==== Material for the task ====

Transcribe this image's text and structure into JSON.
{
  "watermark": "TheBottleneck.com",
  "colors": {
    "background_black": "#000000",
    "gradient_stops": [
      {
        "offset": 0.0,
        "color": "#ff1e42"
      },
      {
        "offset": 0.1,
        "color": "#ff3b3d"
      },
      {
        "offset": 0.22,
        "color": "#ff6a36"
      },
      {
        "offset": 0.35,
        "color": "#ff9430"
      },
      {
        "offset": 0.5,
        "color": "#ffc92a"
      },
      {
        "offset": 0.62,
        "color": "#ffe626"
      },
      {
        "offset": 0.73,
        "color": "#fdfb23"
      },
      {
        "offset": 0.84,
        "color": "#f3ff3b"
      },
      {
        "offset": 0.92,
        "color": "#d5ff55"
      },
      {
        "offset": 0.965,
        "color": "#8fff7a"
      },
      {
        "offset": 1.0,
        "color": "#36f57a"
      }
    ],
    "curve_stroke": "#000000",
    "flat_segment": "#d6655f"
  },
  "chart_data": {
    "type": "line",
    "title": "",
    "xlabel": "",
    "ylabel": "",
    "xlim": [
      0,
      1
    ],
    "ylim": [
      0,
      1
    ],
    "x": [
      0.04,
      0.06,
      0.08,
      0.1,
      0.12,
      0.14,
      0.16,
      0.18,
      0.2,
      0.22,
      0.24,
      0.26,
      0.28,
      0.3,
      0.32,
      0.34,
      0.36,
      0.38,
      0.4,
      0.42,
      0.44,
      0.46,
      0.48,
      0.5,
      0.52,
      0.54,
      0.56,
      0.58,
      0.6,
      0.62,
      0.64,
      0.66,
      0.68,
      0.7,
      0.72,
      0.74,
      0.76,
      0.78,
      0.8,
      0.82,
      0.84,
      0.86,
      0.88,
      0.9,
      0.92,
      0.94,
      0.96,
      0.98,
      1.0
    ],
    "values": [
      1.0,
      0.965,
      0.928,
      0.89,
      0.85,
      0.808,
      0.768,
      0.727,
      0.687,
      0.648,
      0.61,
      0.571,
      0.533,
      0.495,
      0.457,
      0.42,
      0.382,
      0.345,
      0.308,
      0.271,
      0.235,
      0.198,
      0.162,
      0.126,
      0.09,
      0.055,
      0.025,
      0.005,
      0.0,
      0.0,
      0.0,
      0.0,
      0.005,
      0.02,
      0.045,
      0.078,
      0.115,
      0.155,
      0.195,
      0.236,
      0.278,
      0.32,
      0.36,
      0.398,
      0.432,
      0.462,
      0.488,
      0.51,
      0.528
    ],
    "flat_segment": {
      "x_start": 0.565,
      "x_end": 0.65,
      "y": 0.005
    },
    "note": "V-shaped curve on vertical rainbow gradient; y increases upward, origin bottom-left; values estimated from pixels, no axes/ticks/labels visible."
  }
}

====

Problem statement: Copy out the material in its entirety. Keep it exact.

Exercise output:
Transcribe this image's text and structure into JSON.
{
  "watermark": "TheBottleneck.com",
  "colors": {
    "background_black": "#000000",
    "gradient_stops": [
      {
        "offset": 0.0,
        "color": "#ff1e42"
      },
      {
        "offset": 0.1,
        "color": "#ff3b3d"
      },
      {
        "offset": 0.22,
        "color": "#ff6a36"
      },
      {
        "offset": 0.35,
        "color": "#ff9430"
      },
      {
        "offset": 0.5,
        "color": "#ffc92a"
      },
      {
        "offset": 0.62,
        "color": "#ffe626"
      },
      {
        "offset": 0.73,
        "color": "#fdfb23"
      },
      {
        "offset": 0.84,
        "color": "#f3ff3b"
      },
      {
        "offset": 0.92,
        "color": "#d5ff55"
      },
      {
        "offset": 0.965,
        "color": "#8fff7a"
      },
      {
        "offset": 1.0,
        "color": "#36f57a"
      }
    ],
    "curve_stroke": "#000000",
    "flat_segment": "#d6655f"
  },
  "chart_data": {
    "type": "line",
    "title": "",
    "xlabel": "",
    "ylabel": "",
    "xlim": [
      0,
      1
    ],
    "ylim": [
      0,
      1
    ],
    "x": [
      0.04,
      0.06,
      0.08,
      0.1,
      0.12,
      0.14,
      0.16,
      0.18,
      0.2,
      0.22,
      0.24,
      0.26,
      0.28,
      0.3,
      0.32,
      0.34,
      0.36,
      0.38,
      0.4,
      0.42,
      0.44,
      0.46,
      0.48,
      0.5,
      0.52,
      0.54,
      0.56,
      0.58,
      0.6,
      0.62,
      0.64,
      0.66,
      0.68,
      0.7,
      0.72,
      0.74,
      0.76,
      0.78,
      0.8,
      0.82,
      0.84,
      0.86,
      0.88,
      0.9,
      0.92,
      0.94,
      0.96,
      0.98,
      1.0
    ],
    "values": [
      1.0,
      0.965,
      0.928,
      0.89,
      0.85,
      0.808,
      0.768,
      0.727,
      0.687,
      0.648,
      0.61,
      0.571,
      0.533,
      0.495,
      0.457,
      0.42,
      0.382,
      0.345,
      0.308,
      0.271,
      0.235,
      0.198,
      0.162,
      0.126,
      0.09,
      0.055,
      0.025,
      0.005,
      0.0,
      0.0,
      0.0,
      0.0,
      0.005,
      0.02,
      0.045,
      0.078,
      0.115,
      0.155,
      0.195,
      0.236,
      0.278,
      0.32,
      0.36,
      0.398,
      0.432,
      0.462,
      0.488,
      0.51,
      0.528
    ],
    "flat_segment": {
      "x_start": 0.565,
      "x_end": 0.65,
      "y": 0.005
    },
    "note": "V-shaped curve on vertical rainbow gradient; y increases upward, origin bottom-left; values estimated from pixels, no axes/ticks/labels visible."
  }
}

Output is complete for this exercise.